▸ BRIEF: Report each line of the data that includes the word "when".
━━ WORKING DATA ━━
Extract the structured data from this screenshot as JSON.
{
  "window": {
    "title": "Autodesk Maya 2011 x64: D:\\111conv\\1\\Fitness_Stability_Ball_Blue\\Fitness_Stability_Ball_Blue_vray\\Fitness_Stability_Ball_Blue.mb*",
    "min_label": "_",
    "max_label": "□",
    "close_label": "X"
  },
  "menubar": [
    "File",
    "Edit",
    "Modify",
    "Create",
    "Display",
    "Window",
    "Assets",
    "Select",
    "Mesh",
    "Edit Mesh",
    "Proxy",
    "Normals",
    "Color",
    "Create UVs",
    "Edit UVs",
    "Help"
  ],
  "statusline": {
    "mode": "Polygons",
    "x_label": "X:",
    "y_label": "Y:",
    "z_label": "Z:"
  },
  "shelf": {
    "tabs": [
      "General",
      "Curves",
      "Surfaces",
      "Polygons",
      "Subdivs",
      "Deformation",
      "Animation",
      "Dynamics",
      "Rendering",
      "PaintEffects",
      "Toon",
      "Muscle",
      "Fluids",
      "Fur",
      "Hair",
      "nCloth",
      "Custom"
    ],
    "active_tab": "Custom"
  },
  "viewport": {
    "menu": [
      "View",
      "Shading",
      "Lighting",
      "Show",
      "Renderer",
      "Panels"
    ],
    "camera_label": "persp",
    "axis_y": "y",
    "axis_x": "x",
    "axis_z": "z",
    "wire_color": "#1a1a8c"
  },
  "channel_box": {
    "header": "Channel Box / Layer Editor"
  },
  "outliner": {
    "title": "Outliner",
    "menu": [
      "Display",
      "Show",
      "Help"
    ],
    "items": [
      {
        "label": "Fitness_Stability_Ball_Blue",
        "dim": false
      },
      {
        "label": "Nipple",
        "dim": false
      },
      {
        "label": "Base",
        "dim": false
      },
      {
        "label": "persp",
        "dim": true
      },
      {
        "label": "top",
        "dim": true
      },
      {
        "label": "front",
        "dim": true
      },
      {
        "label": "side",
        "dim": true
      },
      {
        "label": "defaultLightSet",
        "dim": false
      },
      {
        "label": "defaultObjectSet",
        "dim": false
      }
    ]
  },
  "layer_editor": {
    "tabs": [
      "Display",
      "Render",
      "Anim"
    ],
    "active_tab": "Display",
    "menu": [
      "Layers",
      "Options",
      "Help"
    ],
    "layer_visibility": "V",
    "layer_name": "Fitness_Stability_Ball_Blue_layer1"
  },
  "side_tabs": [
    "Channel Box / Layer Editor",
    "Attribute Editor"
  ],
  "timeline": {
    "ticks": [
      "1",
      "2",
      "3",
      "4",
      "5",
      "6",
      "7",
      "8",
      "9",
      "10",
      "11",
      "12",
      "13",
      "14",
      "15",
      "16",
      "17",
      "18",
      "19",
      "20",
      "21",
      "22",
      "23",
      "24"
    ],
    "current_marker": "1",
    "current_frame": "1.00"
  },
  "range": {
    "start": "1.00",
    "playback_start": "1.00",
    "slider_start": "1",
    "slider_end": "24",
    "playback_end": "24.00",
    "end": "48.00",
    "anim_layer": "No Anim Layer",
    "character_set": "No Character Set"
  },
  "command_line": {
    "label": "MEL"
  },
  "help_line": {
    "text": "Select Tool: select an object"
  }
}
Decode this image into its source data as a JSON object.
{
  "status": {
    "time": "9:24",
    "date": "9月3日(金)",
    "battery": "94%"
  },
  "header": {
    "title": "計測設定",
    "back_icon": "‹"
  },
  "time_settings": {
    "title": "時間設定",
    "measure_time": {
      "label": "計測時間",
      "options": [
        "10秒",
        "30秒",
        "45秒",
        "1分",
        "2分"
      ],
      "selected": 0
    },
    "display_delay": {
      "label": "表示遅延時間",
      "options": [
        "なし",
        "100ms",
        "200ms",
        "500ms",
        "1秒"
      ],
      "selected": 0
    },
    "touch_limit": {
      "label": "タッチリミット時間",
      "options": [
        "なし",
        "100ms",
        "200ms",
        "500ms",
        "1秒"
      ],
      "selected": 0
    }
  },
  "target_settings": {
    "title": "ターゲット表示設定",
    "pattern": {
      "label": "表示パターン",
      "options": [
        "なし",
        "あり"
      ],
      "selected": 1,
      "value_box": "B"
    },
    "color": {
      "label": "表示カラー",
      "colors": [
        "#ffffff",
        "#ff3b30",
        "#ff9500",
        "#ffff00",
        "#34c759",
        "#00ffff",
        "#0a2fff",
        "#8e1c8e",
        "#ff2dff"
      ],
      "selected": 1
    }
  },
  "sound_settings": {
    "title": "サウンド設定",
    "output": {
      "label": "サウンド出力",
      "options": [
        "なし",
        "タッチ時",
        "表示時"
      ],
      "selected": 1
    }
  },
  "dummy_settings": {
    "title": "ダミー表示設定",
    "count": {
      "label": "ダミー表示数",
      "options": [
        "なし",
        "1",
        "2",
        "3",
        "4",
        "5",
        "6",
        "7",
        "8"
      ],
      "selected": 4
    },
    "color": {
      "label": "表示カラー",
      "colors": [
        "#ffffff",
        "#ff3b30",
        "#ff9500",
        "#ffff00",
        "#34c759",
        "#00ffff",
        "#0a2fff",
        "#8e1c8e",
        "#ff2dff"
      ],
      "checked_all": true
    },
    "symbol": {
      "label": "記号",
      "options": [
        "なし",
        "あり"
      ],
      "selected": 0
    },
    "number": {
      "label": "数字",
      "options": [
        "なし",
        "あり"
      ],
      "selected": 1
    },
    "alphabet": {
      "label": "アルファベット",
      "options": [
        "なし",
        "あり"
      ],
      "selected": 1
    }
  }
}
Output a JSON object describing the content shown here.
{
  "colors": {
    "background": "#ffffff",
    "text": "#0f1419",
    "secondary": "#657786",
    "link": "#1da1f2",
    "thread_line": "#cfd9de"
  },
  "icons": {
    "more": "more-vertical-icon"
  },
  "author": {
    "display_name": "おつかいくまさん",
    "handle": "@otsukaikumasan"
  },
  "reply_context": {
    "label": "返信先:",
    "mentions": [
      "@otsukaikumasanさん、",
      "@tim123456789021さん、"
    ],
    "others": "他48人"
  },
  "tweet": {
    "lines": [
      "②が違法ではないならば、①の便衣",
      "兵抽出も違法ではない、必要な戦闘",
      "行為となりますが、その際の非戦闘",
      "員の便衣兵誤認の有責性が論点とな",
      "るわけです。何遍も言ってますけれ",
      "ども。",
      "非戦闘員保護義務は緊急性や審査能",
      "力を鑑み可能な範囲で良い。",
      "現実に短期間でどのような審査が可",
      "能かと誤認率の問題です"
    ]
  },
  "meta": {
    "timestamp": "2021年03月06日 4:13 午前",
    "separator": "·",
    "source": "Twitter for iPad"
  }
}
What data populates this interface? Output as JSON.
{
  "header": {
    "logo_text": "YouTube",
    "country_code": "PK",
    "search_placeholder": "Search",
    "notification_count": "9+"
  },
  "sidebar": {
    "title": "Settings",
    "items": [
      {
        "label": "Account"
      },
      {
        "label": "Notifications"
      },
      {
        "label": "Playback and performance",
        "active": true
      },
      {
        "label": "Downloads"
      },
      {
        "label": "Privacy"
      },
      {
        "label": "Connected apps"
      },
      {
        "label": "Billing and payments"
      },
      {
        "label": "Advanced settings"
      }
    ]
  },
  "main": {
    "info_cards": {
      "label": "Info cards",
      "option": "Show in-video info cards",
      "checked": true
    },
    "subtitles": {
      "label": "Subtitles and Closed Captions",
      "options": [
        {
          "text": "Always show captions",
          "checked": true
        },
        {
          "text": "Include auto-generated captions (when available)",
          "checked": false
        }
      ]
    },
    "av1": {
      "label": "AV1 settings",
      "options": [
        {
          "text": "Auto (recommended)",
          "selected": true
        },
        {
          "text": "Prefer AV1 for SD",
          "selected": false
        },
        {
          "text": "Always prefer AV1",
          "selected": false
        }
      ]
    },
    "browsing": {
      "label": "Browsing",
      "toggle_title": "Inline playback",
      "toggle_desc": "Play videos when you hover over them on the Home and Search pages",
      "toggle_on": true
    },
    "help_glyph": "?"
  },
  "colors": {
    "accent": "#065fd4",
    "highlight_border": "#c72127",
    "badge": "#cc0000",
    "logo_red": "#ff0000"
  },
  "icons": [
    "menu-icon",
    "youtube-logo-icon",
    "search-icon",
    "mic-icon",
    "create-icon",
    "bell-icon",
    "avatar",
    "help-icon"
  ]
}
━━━
▸ SOLUTION BELOW:
          "text": "Include auto-generated captions (when available)",
      "toggle_desc": "Play videos when you hover over them on the Home and Search pages",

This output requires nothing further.